Doctors base the diagnosis on how the scales and plaques look and where they appear on the body. Rarely, doctors take a sample of skin tissue and examine it under a microscope to rule out other disorders (such as skin cancer).
Many drugs are available to treat psoriasis. Most often, a combination of drugs is used, depending on the severity and extent of the person's symptoms.
Topical drugs (drugs applied to the skin) are used most commonly. Nearly everyone with psoriasis benefits from skin moisturizers (emollients). Other topical agents include corticosteroids, often used together with calcipotriene (also called calcipotriol), which is a form of vitamin D, or coal tar. Tacrolimus and pimecrolimus are used to treat psoriasis that appears on delicate skin (such as on the face or groin or in skinfolds). Tazarotene or anthralin may also be used. Very thick patches can be thinned with ointments containing salicylic acid, which make the other drugs more effective. Many of these drugs are irritating to the skin, and doctors must find which ones work best for each person.
Phototherapy (exposure to ultraviolet light) also can help clear up psoriasis for several months at a time. Phototherapy is often used in combination with various topical drugs, particularly when large areas of skin are involved. Traditionally, treatment has been with phototherapy combined with the use of psoralens (drugs that make the skin more sensitive to the effects of ultraviolet light). This treatment is called PUVA (psoralen plus ultraviolet A). Many doctors are now using narrowband ultraviolet B (UVB) treatments, which are equally effective but avoid the need to use psoralens and the side effects they cause, such as extreme sensitivity to sunshine. Doctors can also treat specific patches of the skin directly by using a laser that focuses ultraviolet light.
For serious forms of psoriasis and psoriatic arthritis, drugs taken by mouth or given by injection are used. These drugs include cyclosporine, methotrexate, and acitretin. Cyclosporine is a drug that suppresses the immune system (immunosuppressant) and may cause high blood pressure and damage the kidneys. Methotrexate decreases inflammation in the body and interferes with the growth and multiplication of skin cells. Doctors use methotrexate to treat people whose psoriasis is severe or does not respond to less harmful forms of therapy.

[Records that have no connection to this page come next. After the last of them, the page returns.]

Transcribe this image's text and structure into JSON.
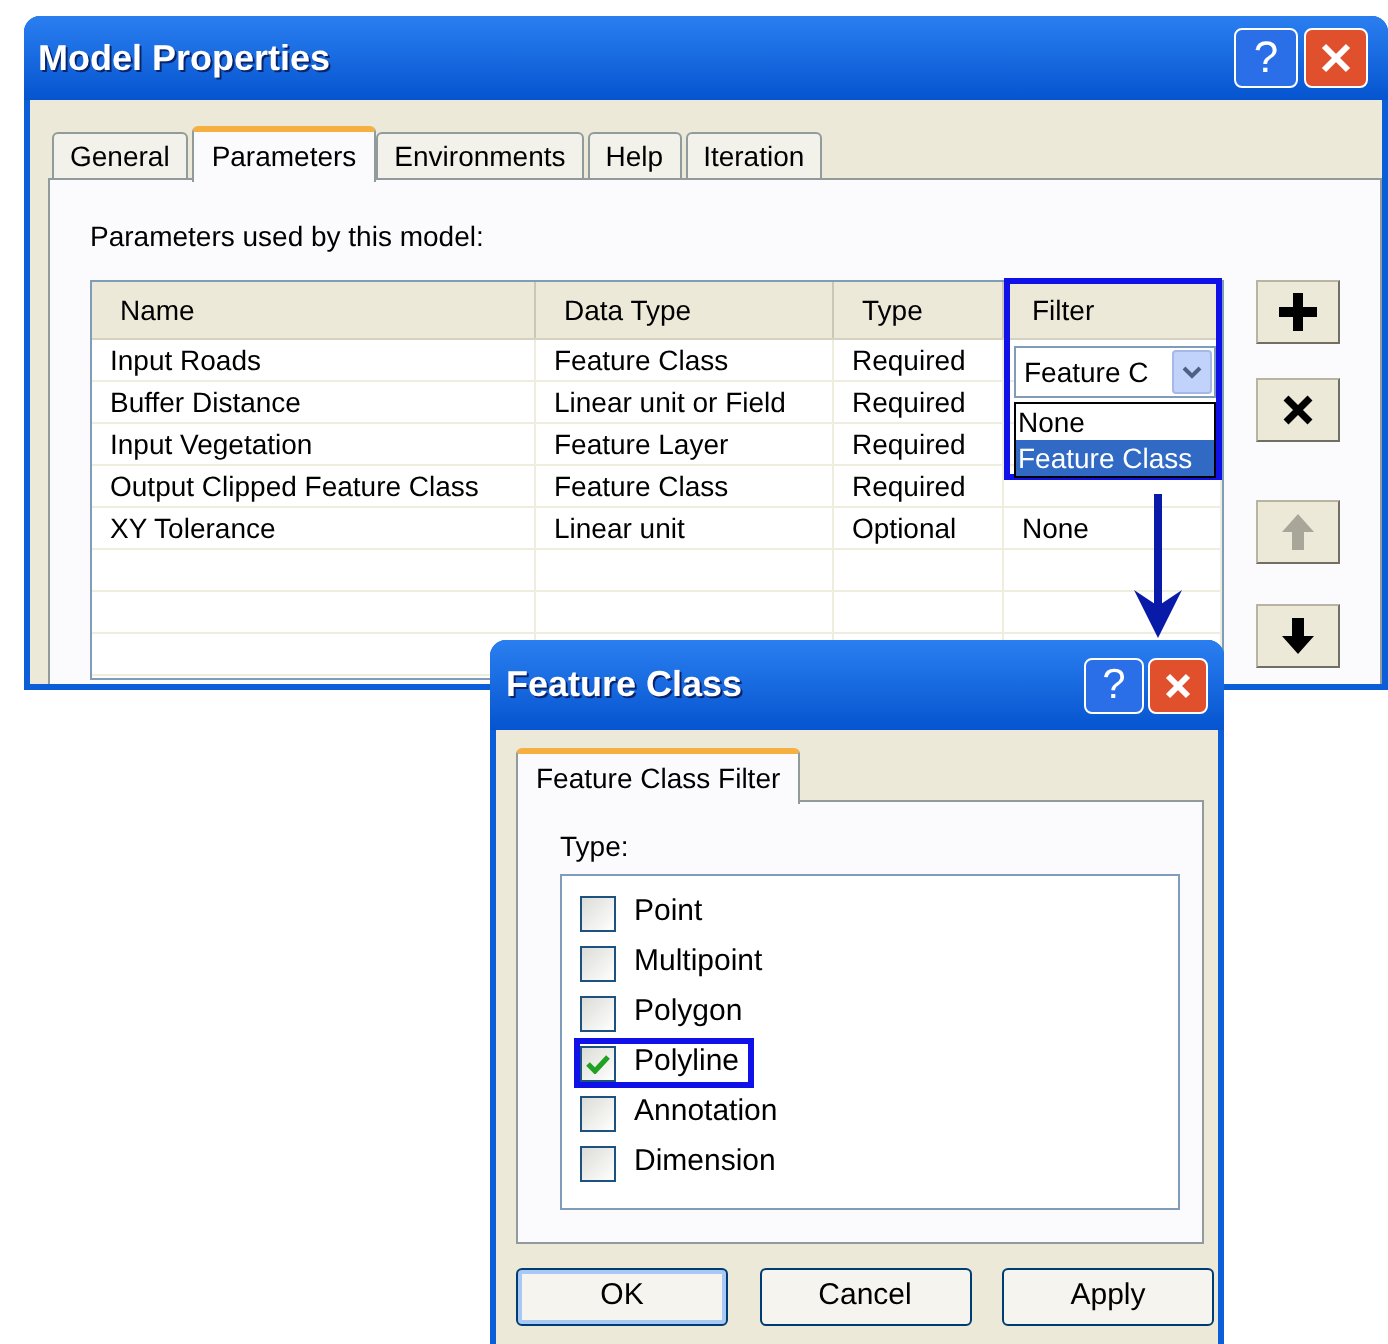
{
  "model_window": {
    "title": "Model Properties",
    "help_button": "?",
    "tabs": [
      {
        "label": "General",
        "selected": false
      },
      {
        "label": "Parameters",
        "selected": true
      },
      {
        "label": "Environments",
        "selected": false
      },
      {
        "label": "Help",
        "selected": false
      },
      {
        "label": "Iteration",
        "selected": false
      }
    ],
    "caption": "Parameters used by this model:",
    "table": {
      "columns": [
        "Name",
        "Data Type",
        "Type",
        "Filter"
      ],
      "rows": [
        {
          "name": "Input Roads",
          "data_type": "Feature Class",
          "type": "Required"
        },
        {
          "name": "Buffer Distance",
          "data_type": "Linear unit or Field",
          "type": "Required"
        },
        {
          "name": "Input Vegetation",
          "data_type": "Feature Layer",
          "type": "Required"
        },
        {
          "name": "Output Clipped Feature Class",
          "data_type": "Feature Class",
          "type": "Required"
        },
        {
          "name": "XY Tolerance",
          "data_type": "Linear unit",
          "type": "Optional",
          "filter": "None"
        }
      ]
    },
    "filter_dropdown": {
      "value": "Feature C",
      "options": [
        {
          "label": "None",
          "selected": false
        },
        {
          "label": "Feature Class",
          "selected": true
        }
      ]
    },
    "side_buttons": [
      {
        "kind": "add",
        "disabled": false
      },
      {
        "kind": "remove",
        "disabled": false
      },
      {
        "kind": "up",
        "disabled": true
      },
      {
        "kind": "down",
        "disabled": false
      }
    ]
  },
  "feature_class_window": {
    "title": "Feature Class",
    "help_button": "?",
    "tabs": [
      {
        "label": "Feature Class Filter",
        "selected": true
      }
    ],
    "type_label": "Type:",
    "types": [
      {
        "label": "Point",
        "checked": false,
        "highlighted": false
      },
      {
        "label": "Multipoint",
        "checked": false,
        "highlighted": false
      },
      {
        "label": "Polygon",
        "checked": false,
        "highlighted": false
      },
      {
        "label": "Polyline",
        "checked": true,
        "highlighted": true
      },
      {
        "label": "Annotation",
        "checked": false,
        "highlighted": false
      },
      {
        "label": "Dimension",
        "checked": false,
        "highlighted": false
      }
    ],
    "buttons": [
      {
        "label": "OK",
        "default": true
      },
      {
        "label": "Cancel",
        "default": false
      },
      {
        "label": "Apply",
        "default": false
      }
    ]
  }
}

Liver damage and impaired immunity are possible side effects. Acitretin is particularly effective in treating pustular psoriasis but often raises fat (lipid) levels in the blood and might cause problems with the liver and bones as well as reversible hair loss. It causes severe birth defects and should not be taken by women who are able to become pregnant. Women should wait at least 3 years after their last dose of acitretin before attempting pregnancy.
People may also be given injections of etanercept, adalimumab, infliximab, alefacept, or ustekinumab. These drugs inhibit certain chemicals involved in the immune system and are called biologic agents. They tend to be the most effective drugs for severe psoriasis, but long-term safety is not clear.
Last full review/revision November 2012 by Peter C. Schalock, MD